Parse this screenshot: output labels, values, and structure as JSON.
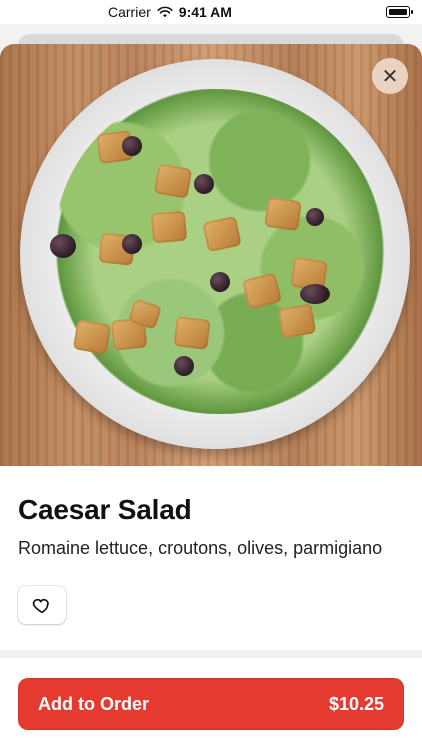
{
  "status": {
    "carrier": "Carrier",
    "time": "9:41 AM"
  },
  "item": {
    "name": "Caesar Salad",
    "description": "Romaine lettuce, croutons, olives, parmigiano"
  },
  "actions": {
    "add_label": "Add to Order",
    "price": "$10.25",
    "close_icon": "close-icon",
    "favorite_icon": "heart-icon",
    "accent_color": "#E53A2F"
  }
}
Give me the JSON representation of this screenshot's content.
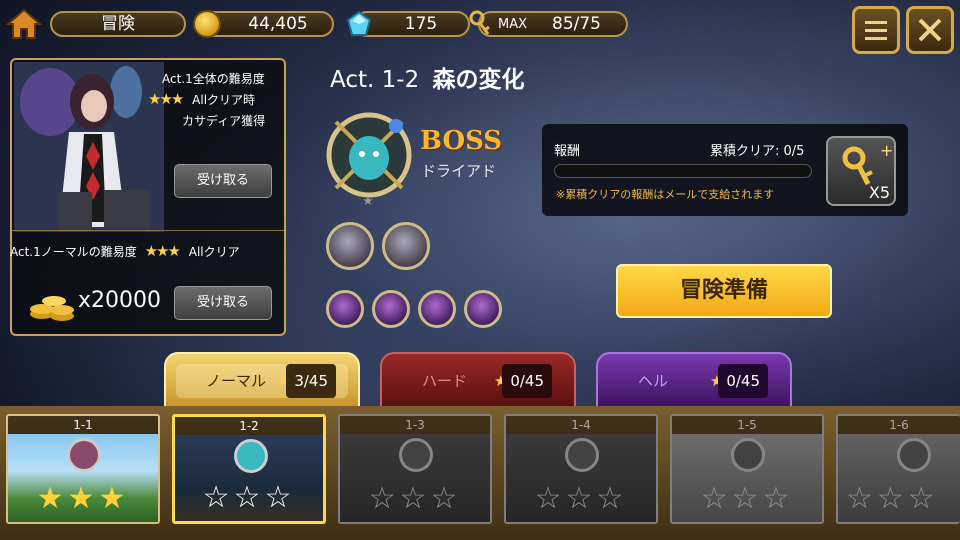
{
  "topbar": {
    "mode_label": "冒険",
    "gold": "44,405",
    "gems": "175",
    "key_max_label": "MAX",
    "keys": "85/75",
    "icons": [
      "home-icon",
      "gold-coin-icon",
      "gem-icon",
      "key-icon",
      "menu-icon",
      "close-icon"
    ]
  },
  "act_reward": {
    "hard_line1": "Act.1全体の難易度",
    "hard_line2": "Allクリア時",
    "hard_line3": "カサディア獲得",
    "hard_stars": "★★★",
    "hard_receive": "受け取る",
    "normal_line": "Act.1ノーマルの難易度",
    "normal_stars": "★★★",
    "normal_suffix": "Allクリア",
    "gold_amount": "x20000",
    "normal_receive": "受け取る"
  },
  "stage": {
    "act_label": "Act. 1-2",
    "name": "森の変化",
    "boss_label": "BOSS",
    "boss_name": "ドライアド"
  },
  "reward": {
    "title": "報酬",
    "progress_label": "累積クリア: 0/5",
    "progress": 0.0,
    "note": "※累積クリアの報酬はメールで支給されます",
    "item_count": "X5"
  },
  "prepare_button": "冒険準備",
  "difficulty_tabs": [
    {
      "label": "ノーマル",
      "star": "★",
      "count": "3/45",
      "color": "#e2b64a"
    },
    {
      "label": "ハード",
      "star": "★",
      "count": "0/45",
      "color": "#b03a3a"
    },
    {
      "label": "ヘル",
      "star": "★",
      "count": "0/45",
      "color": "#7a3ab0"
    }
  ],
  "stages": [
    {
      "id": "1-1",
      "stars": "★★★",
      "earned": 3
    },
    {
      "id": "1-2",
      "stars": "☆☆☆",
      "earned": 0
    },
    {
      "id": "1-3",
      "stars": "☆☆☆",
      "earned": 0
    },
    {
      "id": "1-4",
      "stars": "☆☆☆",
      "earned": 0
    },
    {
      "id": "1-5",
      "stars": "☆☆☆",
      "earned": 0
    },
    {
      "id": "1-6",
      "stars": "☆☆☆",
      "earned": 0
    }
  ]
}
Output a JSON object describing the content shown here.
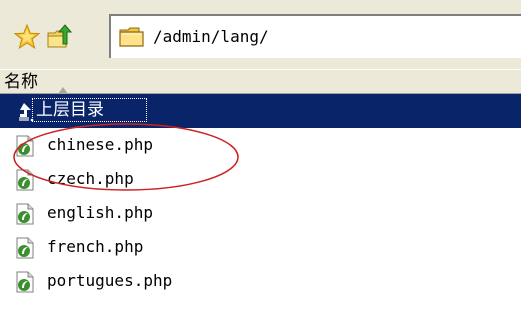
{
  "toolbar": {
    "icons": [
      "star-icon",
      "up-folder-icon"
    ],
    "address": {
      "icon": "folder-icon",
      "path": "/admin/lang/"
    }
  },
  "list_header": {
    "name_label": "名称",
    "sort": "ascending"
  },
  "files": [
    {
      "name": "上层目录",
      "icon": "parent-dir-icon",
      "selected": true
    },
    {
      "name": "chinese.php",
      "icon": "php-file-icon",
      "selected": false,
      "annotated": true
    },
    {
      "name": "czech.php",
      "icon": "php-file-icon",
      "selected": false
    },
    {
      "name": "english.php",
      "icon": "php-file-icon",
      "selected": false
    },
    {
      "name": "french.php",
      "icon": "php-file-icon",
      "selected": false
    },
    {
      "name": "portugues.php",
      "icon": "php-file-icon",
      "selected": false
    }
  ],
  "colors": {
    "toolbar_bg": "#ece9d8",
    "selection_bg": "#0a246a",
    "annotation": "#cc2222"
  }
}
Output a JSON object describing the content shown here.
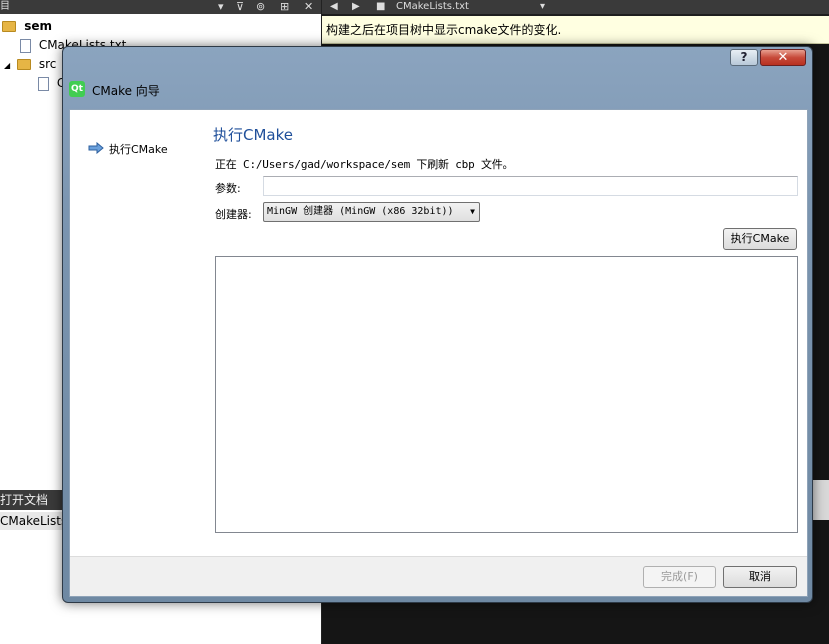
{
  "ide": {
    "project_panel_title": "目",
    "tree": {
      "project": "sem",
      "file_cmakelists": "CMakeLists.txt",
      "folder_src": "src",
      "file_truncated": "C"
    },
    "open_docs_title": "打开文档",
    "open_docs_item": "CMakeLists.txt",
    "editor_tab_title": "CMakeLists.txt",
    "info_bar_text": "构建之后在项目树中显示cmake文件的变化."
  },
  "dialog": {
    "title": "CMake 向导",
    "help_label": "?",
    "close_label": "✕",
    "sidebar_step": "执行CMake",
    "page_title": "执行CMake",
    "status_text": "正在 C:/Users/gad/workspace/sem 下刷新 cbp 文件。",
    "args_label": "参数:",
    "args_value": "",
    "generator_label": "创建器:",
    "generator_value": "MinGW 创建器 (MinGW (x86 32bit))",
    "run_button": "执行CMake",
    "output_text": "",
    "finish_button": "完成(F)",
    "cancel_button": "取消"
  }
}
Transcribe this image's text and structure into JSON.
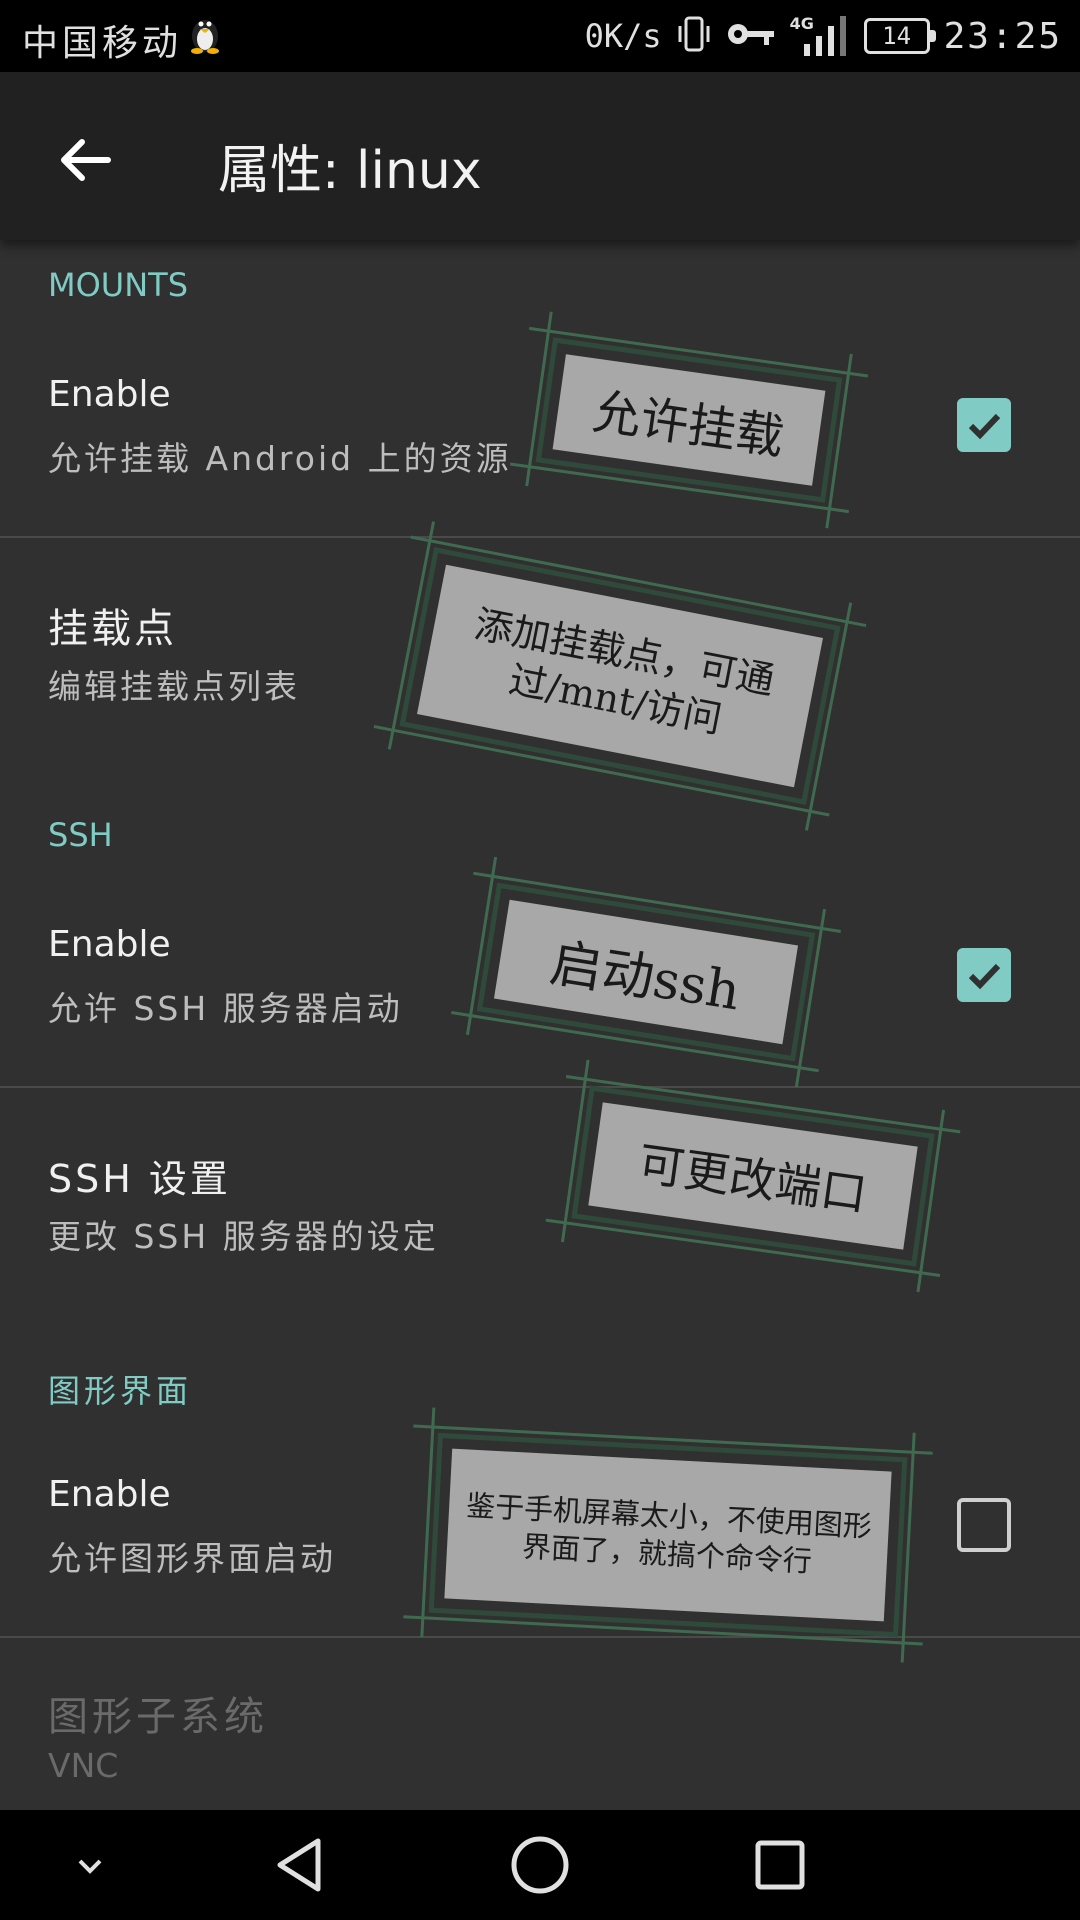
{
  "status_bar": {
    "carrier": "中国移动",
    "net_speed": "0K/s",
    "network": "4G",
    "battery": "14",
    "time": "23:25"
  },
  "app_bar": {
    "title": "属性: linux"
  },
  "sections": {
    "mounts": {
      "header": "MOUNTS",
      "enable": {
        "title": "Enable",
        "summary": "允许挂载 Android 上的资源",
        "checked": true
      },
      "mount_points": {
        "title": "挂载点",
        "summary": "编辑挂载点列表"
      }
    },
    "ssh": {
      "header": "SSH",
      "enable": {
        "title": "Enable",
        "summary": "允许 SSH 服务器启动",
        "checked": true
      },
      "settings": {
        "title": "SSH 设置",
        "summary": "更改 SSH 服务器的设定"
      }
    },
    "gui": {
      "header": "图形界面",
      "enable": {
        "title": "Enable",
        "summary": "允许图形界面启动",
        "checked": false
      },
      "subsystem": {
        "title": "图形子系统",
        "summary": "VNC"
      }
    }
  },
  "annotations": {
    "mount_enable": "允许挂载",
    "mount_points": "添加挂载点，可通过/mnt/访问",
    "ssh_enable": "启动ssh",
    "ssh_settings": "可更改端口",
    "gui_enable": "鉴于手机屏幕太小，不使用图形界面了，就搞个命令行"
  },
  "colors": {
    "accent": "#80cbc4",
    "background": "#303030",
    "app_bar": "#212121"
  },
  "icons": {
    "back": "arrow-left-icon",
    "nav_collapse": "chevron-down-icon",
    "nav_back": "triangle-back-icon",
    "nav_home": "circle-home-icon",
    "nav_recents": "square-recents-icon"
  }
}
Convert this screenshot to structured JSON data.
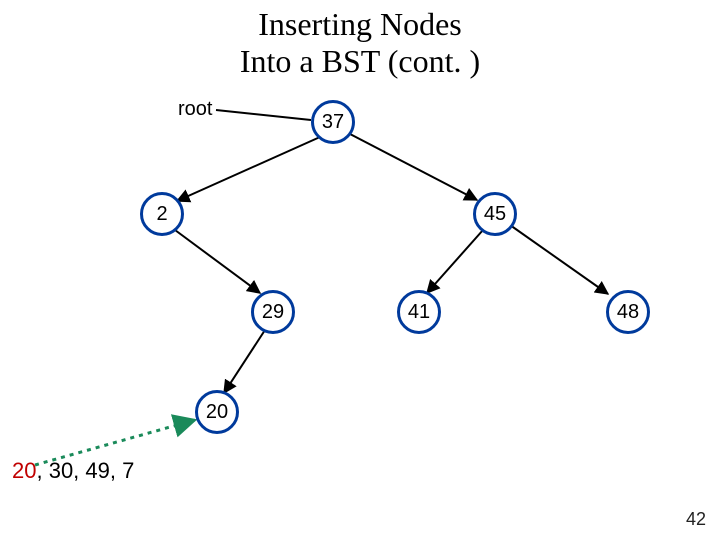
{
  "title": {
    "line1": "Inserting Nodes",
    "line2": "Into a BST (cont. )"
  },
  "labels": {
    "root": "root"
  },
  "nodes": {
    "n37": "37",
    "n2": "2",
    "n45": "45",
    "n29": "29",
    "n41": "41",
    "n48": "48",
    "n20": "20"
  },
  "sequence": {
    "highlight": "20",
    "rest": ", 30, 49, 7"
  },
  "page_number": "42"
}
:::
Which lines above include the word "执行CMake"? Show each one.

    "sidebar_step": "执行CMake",
    "page_title": "执行CMake",
    "run_button": "执行CMake",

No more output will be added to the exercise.